one who changes their mind, and opts to protect what they once attacked
Things got off to a fine start this week with the publication of Peter Oborne’s editorial last Sunday over on Open Democracy: “I was a strong Brexiteer—now we must swallow our pride and think again.”
Calling out the paralysis that Brexit has wrought upon to our political system, Oborne, the former political editor of the Leave-supporting Telegraph, bravely broke ranks and confessed that now was the time “to take a long deep breath.” And crucially, he admitted that doing so might now entail, “rethinking the Brexit decision altogether.”
Among Remain voters, his piece was met with an uneasy mix of relieved open arms and exasperated eye-rolls. But regardless of its reception, Oborne’s admission that “the Brexit project has gone sour” felt like a turning point.
Within days, LBC’s self-proclaimed “reluctant Leaver” Nick Ferrari was exclaiming live on air that we should “just bloody stay,” and “move on to other things.” Attorney General Geoffrey Cox was caught admitting that when it comes to Brexit, Leave voters may “have underestimated its complexity,” and that ministers were now prepared to “listen” to demands for a second referendum.

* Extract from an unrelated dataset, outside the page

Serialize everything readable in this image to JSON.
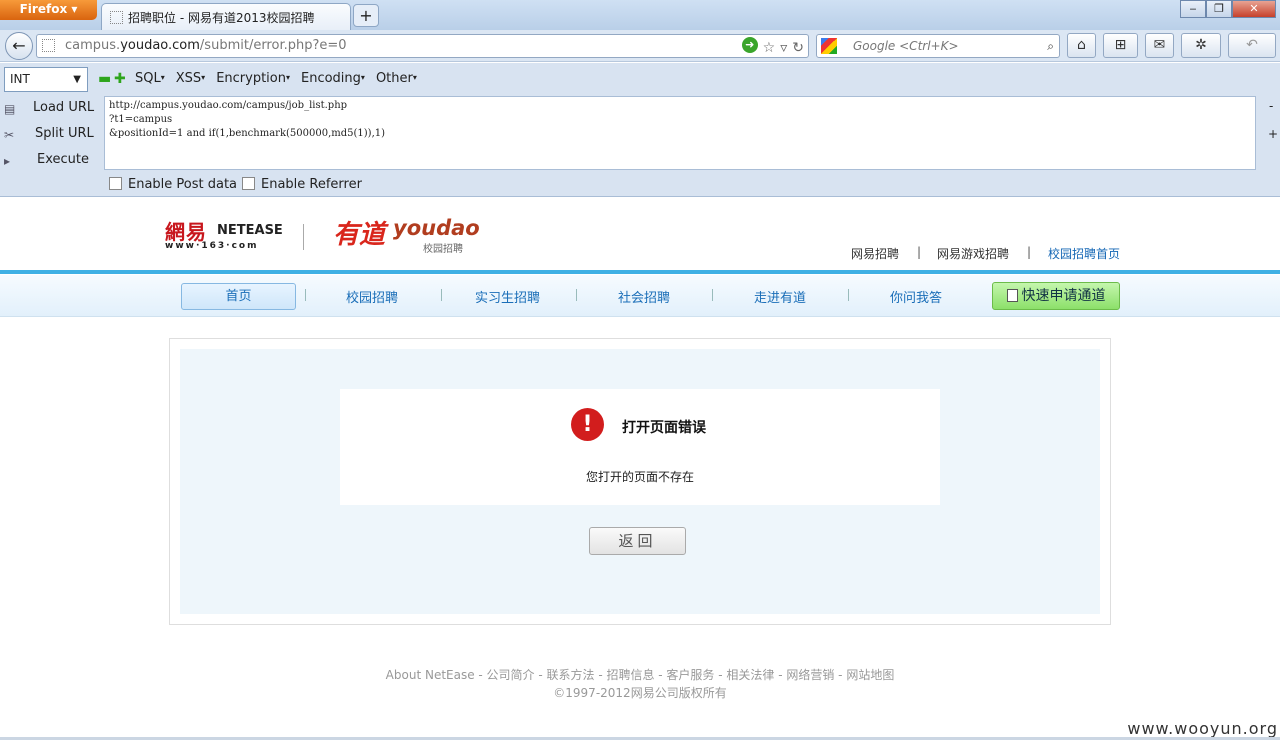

And way back in March, even Green peer Baroness Jones—who once labelled the EU “an outsized behemoth beyond reform”—was compelled to admit that “if Article 50 was revoked, I would feel relieved.”
But of all the dominos yet to fall, Oborne’s this week feels like the most significant.

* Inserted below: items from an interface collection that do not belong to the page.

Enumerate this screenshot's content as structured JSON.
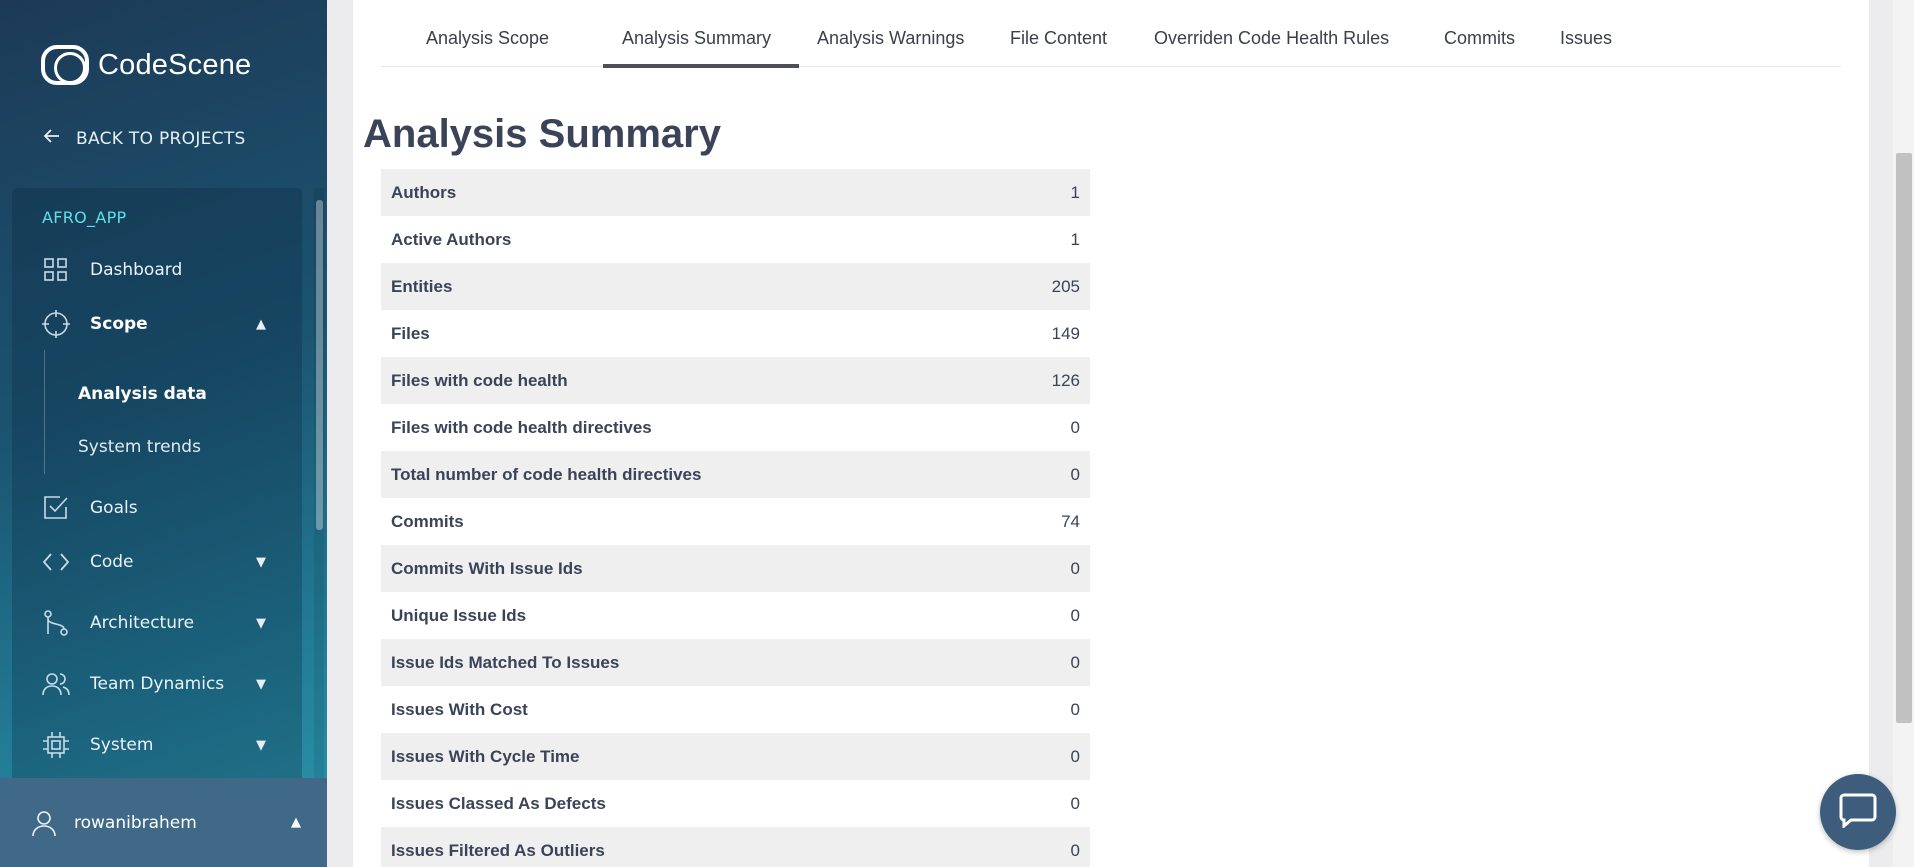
{
  "brand": {
    "name": "CodeScene"
  },
  "sidebar": {
    "back_label": "BACK TO PROJECTS",
    "project": "AFRO_APP",
    "items": [
      {
        "label": "Dashboard"
      },
      {
        "label": "Scope"
      },
      {
        "label": "Goals"
      },
      {
        "label": "Code"
      },
      {
        "label": "Architecture"
      },
      {
        "label": "Team Dynamics"
      },
      {
        "label": "System"
      }
    ],
    "sub_items": [
      {
        "label": "Analysis data"
      },
      {
        "label": "System trends"
      }
    ],
    "user": "rowanibrahem"
  },
  "tabs": [
    {
      "label": "Analysis Scope"
    },
    {
      "label": "Analysis Summary"
    },
    {
      "label": "Analysis Warnings"
    },
    {
      "label": "File Content"
    },
    {
      "label": "Overriden Code Health Rules"
    },
    {
      "label": "Commits"
    },
    {
      "label": "Issues"
    }
  ],
  "active_tab": "Analysis Summary",
  "page_title": "Analysis Summary",
  "summary": [
    {
      "key": "Authors",
      "value": "1"
    },
    {
      "key": "Active Authors",
      "value": "1"
    },
    {
      "key": "Entities",
      "value": "205"
    },
    {
      "key": "Files",
      "value": "149"
    },
    {
      "key": "Files with code health",
      "value": "126"
    },
    {
      "key": "Files with code health directives",
      "value": "0"
    },
    {
      "key": "Total number of code health directives",
      "value": "0"
    },
    {
      "key": "Commits",
      "value": "74"
    },
    {
      "key": "Commits With Issue Ids",
      "value": "0"
    },
    {
      "key": "Unique Issue Ids",
      "value": "0"
    },
    {
      "key": "Issue Ids Matched To Issues",
      "value": "0"
    },
    {
      "key": "Issues With Cost",
      "value": "0"
    },
    {
      "key": "Issues With Cycle Time",
      "value": "0"
    },
    {
      "key": "Issues Classed As Defects",
      "value": "0"
    },
    {
      "key": "Issues Filtered As Outliers",
      "value": "0"
    }
  ],
  "icons": {
    "back": "arrow-left-icon",
    "dashboard": "grid-icon",
    "scope": "crosshair-icon",
    "goals": "checkbox-icon",
    "code": "code-brackets-icon",
    "architecture": "branch-icon",
    "team": "users-icon",
    "system": "chip-icon",
    "user": "user-icon",
    "chat": "chat-bubble-icon"
  },
  "colors": {
    "accent": "#5de0e6",
    "sidebar_start": "#1c3a57",
    "sidebar_end": "#2d97ad",
    "title_text": "#3a4357",
    "row_stripe": "#efefef"
  }
}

With that in mind, for Word of the Week we’re turning to a little-used expression whose origins are rooted in an old English proverb: a poacher-turned-gamekeeper is someone who changes their mind or their stance, and begins protecting or advocating that which they once attacked.
The age-old proverb in question here is one that advises that an old poacher makes the best gamekeeper—the implication being that someone who has the inside knowledge and experience of poaching will be best suited to turn those skills around as a gamekeeper.
In that form, this saying (and indeed the word derived from it) dates back no further than the mid 1800s, but the concept at its root as an ancient one.
The historian Thomas Fuller was advising that “the greatest deer-stealers make the best park-keepers” as far back as 1655, and even Chaucer touched upon his own version in the Canterbury Tales: “A theef of venyson,” he wrote in the fourteenth century, “kan kepe a forest best of any man.”